[Required action] Below are the records; count how many of their lines contain the word "note" and give that number only.

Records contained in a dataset
◆ ◆ ◆
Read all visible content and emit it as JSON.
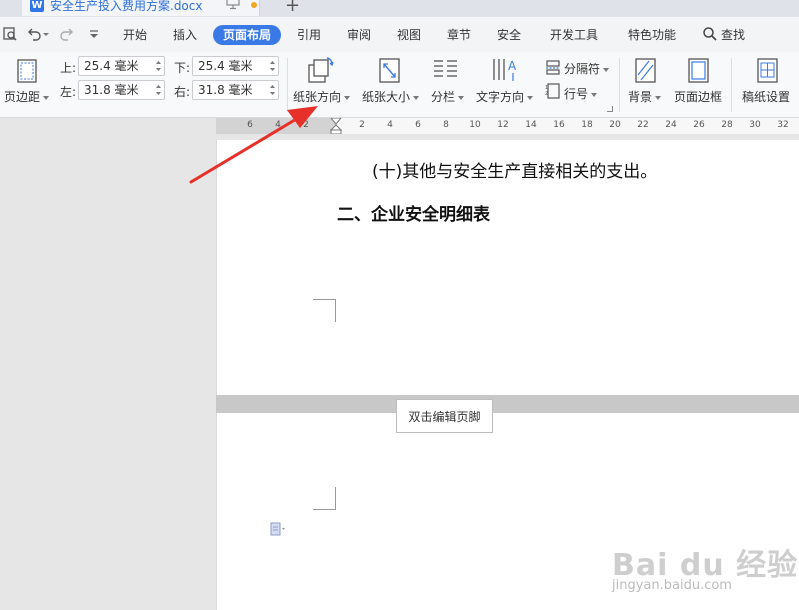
{
  "title_bar": {
    "doc_icon": "W",
    "doc_name": "安全生产投入费用方案.docx"
  },
  "menu": {
    "items": [
      "开始",
      "插入",
      "页面布局",
      "引用",
      "审阅",
      "视图",
      "章节",
      "安全",
      "开发工具",
      "特色功能"
    ],
    "active": "页面布局",
    "search": "查找"
  },
  "ribbon": {
    "margin_button": "页边距",
    "margins": {
      "top_label": "上:",
      "top": "25.4 毫米",
      "bottom_label": "下:",
      "bottom": "25.4 毫米",
      "left_label": "左:",
      "left": "31.8 毫米",
      "right_label": "右:",
      "right": "31.8 毫米"
    },
    "orientation": "纸张方向",
    "size": "纸张大小",
    "columns": "分栏",
    "text_direction": "文字方向",
    "separator": "分隔符",
    "line_number": "行号",
    "background": "背景",
    "page_border": "页面边框",
    "grid_paper": "稿纸设置"
  },
  "ruler": {
    "left_ticks": [
      "6",
      "4",
      "2"
    ],
    "right_ticks": [
      "2",
      "4",
      "6",
      "8",
      "10",
      "12",
      "14",
      "16",
      "18",
      "20",
      "22",
      "24",
      "26",
      "28",
      "30",
      "32"
    ]
  },
  "document": {
    "line1": "(十)其他与安全生产直接相关的支出。",
    "heading": "二、企业安全明细表",
    "footer_tip": "双击编辑页脚"
  },
  "watermark": {
    "logo": "Bai du 经验",
    "url": "jingyan.baidu.com"
  },
  "colors": {
    "accent": "#3a7ae6",
    "arrow": "#e8302a",
    "unsaved_dot": "#f5a623"
  }
}
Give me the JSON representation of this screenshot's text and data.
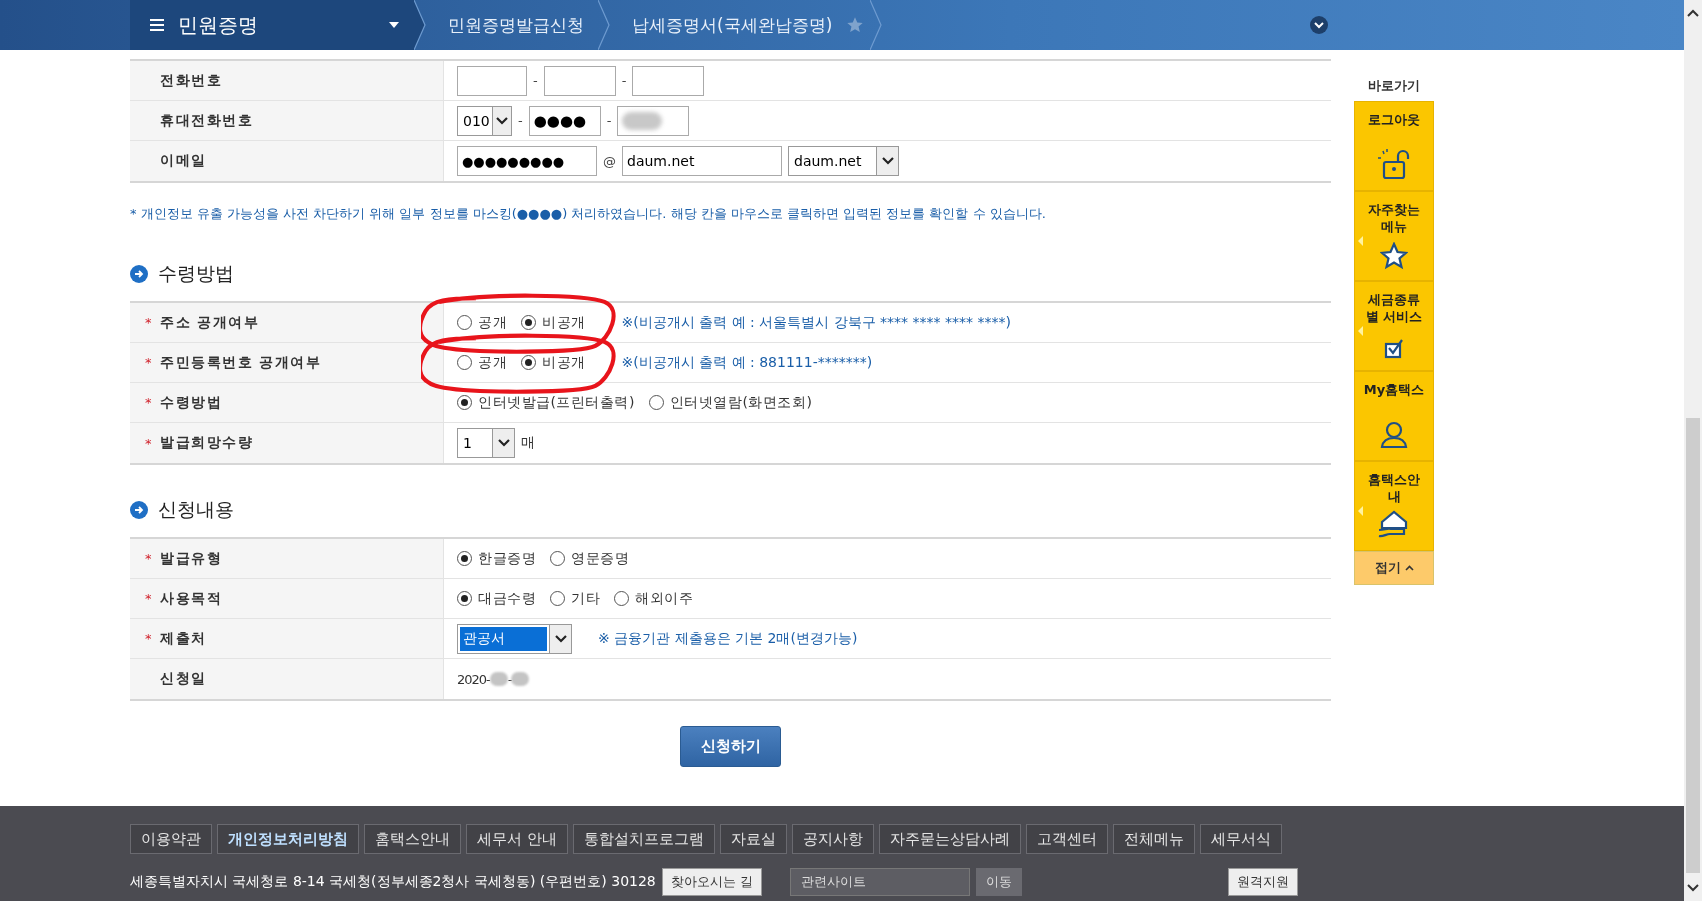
{
  "nav": {
    "title": "민원증명",
    "breadcrumbs": [
      {
        "label": "민원증명발급신청"
      },
      {
        "label": "납세증명서(국세완납증명)"
      }
    ],
    "favorite": false
  },
  "contact_rows": [
    {
      "kind": "phone",
      "label": "전화번호",
      "separators": [
        "-",
        "-"
      ]
    },
    {
      "kind": "mobile",
      "label": "휴대전화번호",
      "prefix": "010",
      "middle": "●●●●",
      "separators": [
        "-",
        "-"
      ]
    },
    {
      "kind": "email",
      "label": "이메일",
      "user": "●●●●●●●●●",
      "at": "@",
      "domain": "daum.net",
      "domain_select": "daum.net"
    }
  ],
  "notice": "* 개인정보 유출 가능성을 사전 차단하기 위해 일부 정보를 마스킹(●●●●) 처리하였습니다. 해당 칸을 마우스로 클릭하면 입력된 정보를 확인할 수 있습니다.",
  "required_mark": "*",
  "sections": [
    {
      "title": "수령방법",
      "rows": [
        {
          "kind": "radio",
          "label": "주소 공개여부",
          "required": true,
          "circled": true,
          "options": [
            {
              "label": "공개",
              "selected": false
            },
            {
              "label": "비공개",
              "selected": true
            }
          ],
          "note": "※(비공개시 출력 예 : 서울특별시 강북구 **** **** **** ****)"
        },
        {
          "kind": "radio",
          "label": "주민등록번호 공개여부",
          "required": true,
          "circled": true,
          "options": [
            {
              "label": "공개",
              "selected": false
            },
            {
              "label": "비공개",
              "selected": true
            }
          ],
          "note": "※(비공개시 출력 예 : 881111-*******)"
        },
        {
          "kind": "radio",
          "label": "수령방법",
          "required": true,
          "options": [
            {
              "label": "인터넷발급(프린터출력)",
              "selected": true
            },
            {
              "label": "인터넷열람(화면조회)",
              "selected": false
            }
          ]
        },
        {
          "kind": "select",
          "label": "발급희망수량",
          "required": true,
          "value": "1",
          "unit": "매"
        }
      ]
    },
    {
      "title": "신청내용",
      "rows": [
        {
          "kind": "radio",
          "label": "발급유형",
          "required": true,
          "options": [
            {
              "label": "한글증명",
              "selected": true
            },
            {
              "label": "영문증명",
              "selected": false
            }
          ]
        },
        {
          "kind": "radio",
          "label": "사용목적",
          "required": true,
          "options": [
            {
              "label": "대금수령",
              "selected": true
            },
            {
              "label": "기타",
              "selected": false
            },
            {
              "label": "해외이주",
              "selected": false
            }
          ]
        },
        {
          "kind": "select",
          "label": "제출처",
          "required": true,
          "value": "관공서",
          "focused": true,
          "note": "※ 금융기관 제출용은 기본 2매(변경가능)"
        },
        {
          "kind": "date",
          "label": "신청일",
          "parts": [
            "2020-",
            "-"
          ]
        }
      ]
    }
  ],
  "submit": "신청하기",
  "quick_menu": {
    "title": "바로가기",
    "items": [
      {
        "label": "로그아웃",
        "kind": "logout",
        "arrow": false
      },
      {
        "label": "자주찾는 메뉴",
        "kind": "favorites",
        "arrow": true
      },
      {
        "label": "세금종류별 서비스",
        "kind": "tax_services",
        "arrow": true
      },
      {
        "label": "My홈택스",
        "kind": "my_hometax",
        "arrow": false
      },
      {
        "label": "홈택스안내",
        "kind": "guide",
        "arrow": true
      }
    ],
    "collapse": "접기"
  },
  "footer": {
    "links": [
      {
        "label": "이용약관",
        "emphasis": false
      },
      {
        "label": "개인정보처리방침",
        "emphasis": true
      },
      {
        "label": "홈택스안내",
        "emphasis": false
      },
      {
        "label": "세무서 안내",
        "emphasis": false
      },
      {
        "label": "통합설치프로그램",
        "emphasis": false
      },
      {
        "label": "자료실",
        "emphasis": false
      },
      {
        "label": "공지사항",
        "emphasis": false
      },
      {
        "label": "자주묻는상담사례",
        "emphasis": false
      },
      {
        "label": "고객센터",
        "emphasis": false
      },
      {
        "label": "전체메뉴",
        "emphasis": false
      },
      {
        "label": "세무서식",
        "emphasis": false
      }
    ],
    "address": "세종특별자치시 국세청로 8-14 국세청(정부세종2청사 국세청동) (우편번호) 30128",
    "directions": "찾아오시는 길",
    "related_select": "관련사이트",
    "go": "이동",
    "remote": "원격지원"
  }
}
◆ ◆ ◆
[Response below] 3